+++ Extracted data +++

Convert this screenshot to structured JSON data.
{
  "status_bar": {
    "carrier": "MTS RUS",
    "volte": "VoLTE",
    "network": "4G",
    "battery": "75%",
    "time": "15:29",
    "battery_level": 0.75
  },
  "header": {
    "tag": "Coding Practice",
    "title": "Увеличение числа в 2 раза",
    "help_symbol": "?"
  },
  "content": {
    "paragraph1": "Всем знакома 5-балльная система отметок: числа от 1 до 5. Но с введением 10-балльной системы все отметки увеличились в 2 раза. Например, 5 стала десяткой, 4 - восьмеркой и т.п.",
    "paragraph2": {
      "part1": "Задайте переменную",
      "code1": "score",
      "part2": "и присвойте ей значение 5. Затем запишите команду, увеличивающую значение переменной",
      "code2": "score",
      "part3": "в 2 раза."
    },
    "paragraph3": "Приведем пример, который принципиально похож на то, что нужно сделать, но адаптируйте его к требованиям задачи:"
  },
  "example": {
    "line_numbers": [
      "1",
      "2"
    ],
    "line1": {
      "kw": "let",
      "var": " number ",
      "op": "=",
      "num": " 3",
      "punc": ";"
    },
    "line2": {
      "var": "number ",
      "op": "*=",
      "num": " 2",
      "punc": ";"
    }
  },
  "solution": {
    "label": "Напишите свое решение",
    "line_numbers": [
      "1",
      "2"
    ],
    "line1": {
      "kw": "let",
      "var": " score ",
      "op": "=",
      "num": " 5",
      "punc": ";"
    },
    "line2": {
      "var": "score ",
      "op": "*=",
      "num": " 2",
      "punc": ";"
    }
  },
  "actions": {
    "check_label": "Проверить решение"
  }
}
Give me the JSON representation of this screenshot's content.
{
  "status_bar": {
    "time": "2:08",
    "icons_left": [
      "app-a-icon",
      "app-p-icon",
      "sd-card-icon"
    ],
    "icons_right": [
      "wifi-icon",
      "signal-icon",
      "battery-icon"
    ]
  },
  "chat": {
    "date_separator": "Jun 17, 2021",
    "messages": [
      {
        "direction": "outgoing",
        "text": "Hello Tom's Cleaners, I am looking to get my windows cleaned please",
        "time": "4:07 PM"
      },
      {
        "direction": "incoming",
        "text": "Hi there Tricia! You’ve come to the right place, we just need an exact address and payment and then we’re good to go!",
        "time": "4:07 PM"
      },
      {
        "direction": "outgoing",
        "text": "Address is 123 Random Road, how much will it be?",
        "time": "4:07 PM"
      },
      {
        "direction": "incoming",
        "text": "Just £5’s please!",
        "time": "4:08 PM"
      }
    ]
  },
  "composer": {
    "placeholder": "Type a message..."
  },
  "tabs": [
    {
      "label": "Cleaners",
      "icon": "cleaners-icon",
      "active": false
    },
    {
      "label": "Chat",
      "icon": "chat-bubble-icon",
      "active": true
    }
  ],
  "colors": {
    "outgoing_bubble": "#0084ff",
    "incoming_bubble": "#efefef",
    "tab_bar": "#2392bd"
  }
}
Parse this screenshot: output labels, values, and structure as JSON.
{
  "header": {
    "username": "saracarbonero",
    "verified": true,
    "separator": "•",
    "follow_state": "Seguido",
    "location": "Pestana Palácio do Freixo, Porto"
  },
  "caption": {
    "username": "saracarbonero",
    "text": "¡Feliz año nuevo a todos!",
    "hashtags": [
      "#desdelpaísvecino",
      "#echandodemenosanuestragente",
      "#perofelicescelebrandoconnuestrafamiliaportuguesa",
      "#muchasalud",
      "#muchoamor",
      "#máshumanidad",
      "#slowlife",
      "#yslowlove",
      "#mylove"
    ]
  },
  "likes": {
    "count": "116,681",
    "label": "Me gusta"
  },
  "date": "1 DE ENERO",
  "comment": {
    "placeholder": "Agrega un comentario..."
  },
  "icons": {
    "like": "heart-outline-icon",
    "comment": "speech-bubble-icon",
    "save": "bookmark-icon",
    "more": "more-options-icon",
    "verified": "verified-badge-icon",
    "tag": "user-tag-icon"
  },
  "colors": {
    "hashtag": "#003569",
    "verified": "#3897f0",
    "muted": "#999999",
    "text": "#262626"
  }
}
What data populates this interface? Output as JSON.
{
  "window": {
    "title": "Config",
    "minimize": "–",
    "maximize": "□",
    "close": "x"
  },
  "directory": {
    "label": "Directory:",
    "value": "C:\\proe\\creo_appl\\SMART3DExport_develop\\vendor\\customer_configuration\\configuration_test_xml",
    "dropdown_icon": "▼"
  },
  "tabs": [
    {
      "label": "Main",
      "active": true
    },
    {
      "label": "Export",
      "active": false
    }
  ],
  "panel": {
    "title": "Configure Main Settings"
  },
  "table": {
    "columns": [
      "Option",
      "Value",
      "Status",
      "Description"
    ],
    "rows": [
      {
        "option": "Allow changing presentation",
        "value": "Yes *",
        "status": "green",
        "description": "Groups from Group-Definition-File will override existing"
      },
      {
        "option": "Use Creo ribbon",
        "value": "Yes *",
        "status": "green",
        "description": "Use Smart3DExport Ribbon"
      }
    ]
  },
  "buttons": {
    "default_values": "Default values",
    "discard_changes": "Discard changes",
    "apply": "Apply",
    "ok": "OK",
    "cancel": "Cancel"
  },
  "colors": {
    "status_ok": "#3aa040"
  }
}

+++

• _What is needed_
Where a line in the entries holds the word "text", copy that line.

• _Response for this exercise_
        "text": "Hello Tom's Cleaners, I am looking to get my windows cleaned please",
        "text": "Hi there Tricia! You’ve come to the right place, we just need an exact address and payment and then we’re good to go!",
        "text": "Address is 123 Random Road, how much will it be?",
        "text": "Just £5’s please!",
    "text": "¡Feliz año nuevo a todos!",
    "text": "#262626"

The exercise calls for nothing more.